What you have to do = Each record must be printed again exactly as given.

Entries taken from a collection:
══════

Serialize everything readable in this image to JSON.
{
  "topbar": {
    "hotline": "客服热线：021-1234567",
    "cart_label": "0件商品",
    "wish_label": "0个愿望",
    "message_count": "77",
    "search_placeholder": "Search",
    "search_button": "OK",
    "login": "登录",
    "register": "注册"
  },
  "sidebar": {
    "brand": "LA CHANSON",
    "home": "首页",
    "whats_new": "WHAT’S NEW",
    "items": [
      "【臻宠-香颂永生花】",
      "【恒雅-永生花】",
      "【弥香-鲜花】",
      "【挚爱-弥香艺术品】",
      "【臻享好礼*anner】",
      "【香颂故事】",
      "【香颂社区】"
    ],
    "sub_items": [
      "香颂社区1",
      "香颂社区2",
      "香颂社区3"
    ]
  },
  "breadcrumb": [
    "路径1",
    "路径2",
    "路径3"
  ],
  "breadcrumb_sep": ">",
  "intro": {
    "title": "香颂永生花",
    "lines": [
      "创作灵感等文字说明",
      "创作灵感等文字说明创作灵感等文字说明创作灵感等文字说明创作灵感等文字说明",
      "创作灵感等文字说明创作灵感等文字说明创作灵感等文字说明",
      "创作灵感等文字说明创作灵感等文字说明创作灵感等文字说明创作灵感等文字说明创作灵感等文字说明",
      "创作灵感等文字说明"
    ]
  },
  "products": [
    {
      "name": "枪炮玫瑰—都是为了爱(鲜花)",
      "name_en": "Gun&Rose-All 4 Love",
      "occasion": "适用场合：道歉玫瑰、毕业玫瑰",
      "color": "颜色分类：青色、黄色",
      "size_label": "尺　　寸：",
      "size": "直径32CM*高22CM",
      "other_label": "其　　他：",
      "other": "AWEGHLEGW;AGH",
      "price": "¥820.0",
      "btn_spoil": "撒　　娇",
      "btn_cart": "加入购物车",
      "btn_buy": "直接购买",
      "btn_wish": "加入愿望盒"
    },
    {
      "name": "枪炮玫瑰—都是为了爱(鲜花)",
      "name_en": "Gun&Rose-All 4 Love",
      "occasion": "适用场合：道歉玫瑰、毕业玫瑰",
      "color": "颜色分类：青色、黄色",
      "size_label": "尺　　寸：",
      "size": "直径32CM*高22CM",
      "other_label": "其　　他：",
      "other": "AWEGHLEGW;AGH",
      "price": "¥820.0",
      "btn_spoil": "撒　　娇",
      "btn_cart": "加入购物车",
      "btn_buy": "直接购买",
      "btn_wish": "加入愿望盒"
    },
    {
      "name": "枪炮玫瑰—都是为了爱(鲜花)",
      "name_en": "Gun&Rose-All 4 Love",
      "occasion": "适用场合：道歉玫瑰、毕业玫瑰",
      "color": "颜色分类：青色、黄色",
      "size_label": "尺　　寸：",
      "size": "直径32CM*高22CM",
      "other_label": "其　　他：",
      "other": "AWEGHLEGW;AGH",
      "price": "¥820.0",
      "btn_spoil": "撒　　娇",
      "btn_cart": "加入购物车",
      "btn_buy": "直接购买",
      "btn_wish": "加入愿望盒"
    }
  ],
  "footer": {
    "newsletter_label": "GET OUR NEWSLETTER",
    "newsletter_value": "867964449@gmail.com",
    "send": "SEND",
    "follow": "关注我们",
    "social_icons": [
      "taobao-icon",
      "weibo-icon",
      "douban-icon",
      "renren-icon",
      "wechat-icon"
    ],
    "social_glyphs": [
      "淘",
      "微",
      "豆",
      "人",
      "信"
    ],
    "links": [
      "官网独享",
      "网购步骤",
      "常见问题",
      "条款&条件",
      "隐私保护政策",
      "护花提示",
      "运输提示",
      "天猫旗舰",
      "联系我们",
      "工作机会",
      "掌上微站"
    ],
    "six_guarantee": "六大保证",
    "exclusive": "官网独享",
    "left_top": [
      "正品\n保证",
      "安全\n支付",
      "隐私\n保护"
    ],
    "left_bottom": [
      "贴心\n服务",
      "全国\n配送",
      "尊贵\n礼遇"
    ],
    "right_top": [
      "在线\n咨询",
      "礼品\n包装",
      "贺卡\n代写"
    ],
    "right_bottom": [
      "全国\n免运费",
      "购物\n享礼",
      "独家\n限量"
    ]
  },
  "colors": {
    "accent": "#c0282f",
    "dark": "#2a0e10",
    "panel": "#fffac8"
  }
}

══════

Written answer =
Serialize everything readable in this image to JSON.
{
  "topbar": {
    "hotline": "客服热线：021-1234567",
    "cart_label": "0件商品",
    "wish_label": "0个愿望",
    "message_count": "77",
    "search_placeholder": "Search",
    "search_button": "OK",
    "login": "登录",
    "register": "注册"
  },
  "sidebar": {
    "brand": "LA CHANSON",
    "home": "首页",
    "whats_new": "WHAT’S NEW",
    "items": [
      "【臻宠-香颂永生花】",
      "【恒雅-永生花】",
      "【弥香-鲜花】",
      "【挚爱-弥香艺术品】",
      "【臻享好礼*anner】",
      "【香颂故事】",
      "【香颂社区】"
    ],
    "sub_items": [
      "香颂社区1",
      "香颂社区2",
      "香颂社区3"
    ]
  },
  "breadcrumb": [
    "路径1",
    "路径2",
    "路径3"
  ],
  "breadcrumb_sep": ">",
  "intro": {
    "title": "香颂永生花",
    "lines": [
      "创作灵感等文字说明",
      "创作灵感等文字说明创作灵感等文字说明创作灵感等文字说明创作灵感等文字说明",
      "创作灵感等文字说明创作灵感等文字说明创作灵感等文字说明",
      "创作灵感等文字说明创作灵感等文字说明创作灵感等文字说明创作灵感等文字说明创作灵感等文字说明",
      "创作灵感等文字说明"
    ]
  },
  "products": [
    {
      "name": "枪炮玫瑰—都是为了爱(鲜花)",
      "name_en": "Gun&Rose-All 4 Love",
      "occasion": "适用场合：道歉玫瑰、毕业玫瑰",
      "color": "颜色分类：青色、黄色",
      "size_label": "尺　　寸：",
      "size": "直径32CM*高22CM",
      "other_label": "其　　他：",
      "other": "AWEGHLEGW;AGH",
      "price": "¥820.0",
      "btn_spoil": "撒　　娇",
      "btn_cart": "加入购物车",
      "btn_buy": "直接购买",
      "btn_wish": "加入愿望盒"
    },
    {
      "name": "枪炮玫瑰—都是为了爱(鲜花)",
      "name_en": "Gun&Rose-All 4 Love",
      "occasion": "适用场合：道歉玫瑰、毕业玫瑰",
      "color": "颜色分类：青色、黄色",
      "size_label": "尺　　寸：",
      "size": "直径32CM*高22CM",
      "other_label": "其　　他：",
      "other": "AWEGHLEGW;AGH",
      "price": "¥820.0",
      "btn_spoil": "撒　　娇",
      "btn_cart": "加入购物车",
      "btn_buy": "直接购买",
      "btn_wish": "加入愿望盒"
    },
    {
      "name": "枪炮玫瑰—都是为了爱(鲜花)",
      "name_en": "Gun&Rose-All 4 Love",
      "occasion": "适用场合：道歉玫瑰、毕业玫瑰",
      "color": "颜色分类：青色、黄色",
      "size_label": "尺　　寸：",
      "size": "直径32CM*高22CM",
      "other_label": "其　　他：",
      "other": "AWEGHLEGW;AGH",
      "price": "¥820.0",
      "btn_spoil": "撒　　娇",
      "btn_cart": "加入购物车",
      "btn_buy": "直接购买",
      "btn_wish": "加入愿望盒"
    }
  ],
  "footer": {
    "newsletter_label": "GET OUR NEWSLETTER",
    "newsletter_value": "867964449@gmail.com",
    "send": "SEND",
    "follow": "关注我们",
    "social_icons": [
      "taobao-icon",
      "weibo-icon",
      "douban-icon",
      "renren-icon",
      "wechat-icon"
    ],
    "social_glyphs": [
      "淘",
      "微",
      "豆",
      "人",
      "信"
    ],
    "links": [
      "官网独享",
      "网购步骤",
      "常见问题",
      "条款&条件",
      "隐私保护政策",
      "护花提示",
      "运输提示",
      "天猫旗舰",
      "联系我们",
      "工作机会",
      "掌上微站"
    ],
    "six_guarantee": "六大保证",
    "exclusive": "官网独享",
    "left_top": [
      "正品\n保证",
      "安全\n支付",
      "隐私\n保护"
    ],
    "left_bottom": [
      "贴心\n服务",
      "全国\n配送",
      "尊贵\n礼遇"
    ],
    "right_top": [
      "在线\n咨询",
      "礼品\n包装",
      "贺卡\n代写"
    ],
    "right_bottom": [
      "全国\n免运费",
      "购物\n享礼",
      "独家\n限量"
    ]
  },
  "colors": {
    "accent": "#c0282f",
    "dark": "#2a0e10",
    "panel": "#fffac8"
  }
}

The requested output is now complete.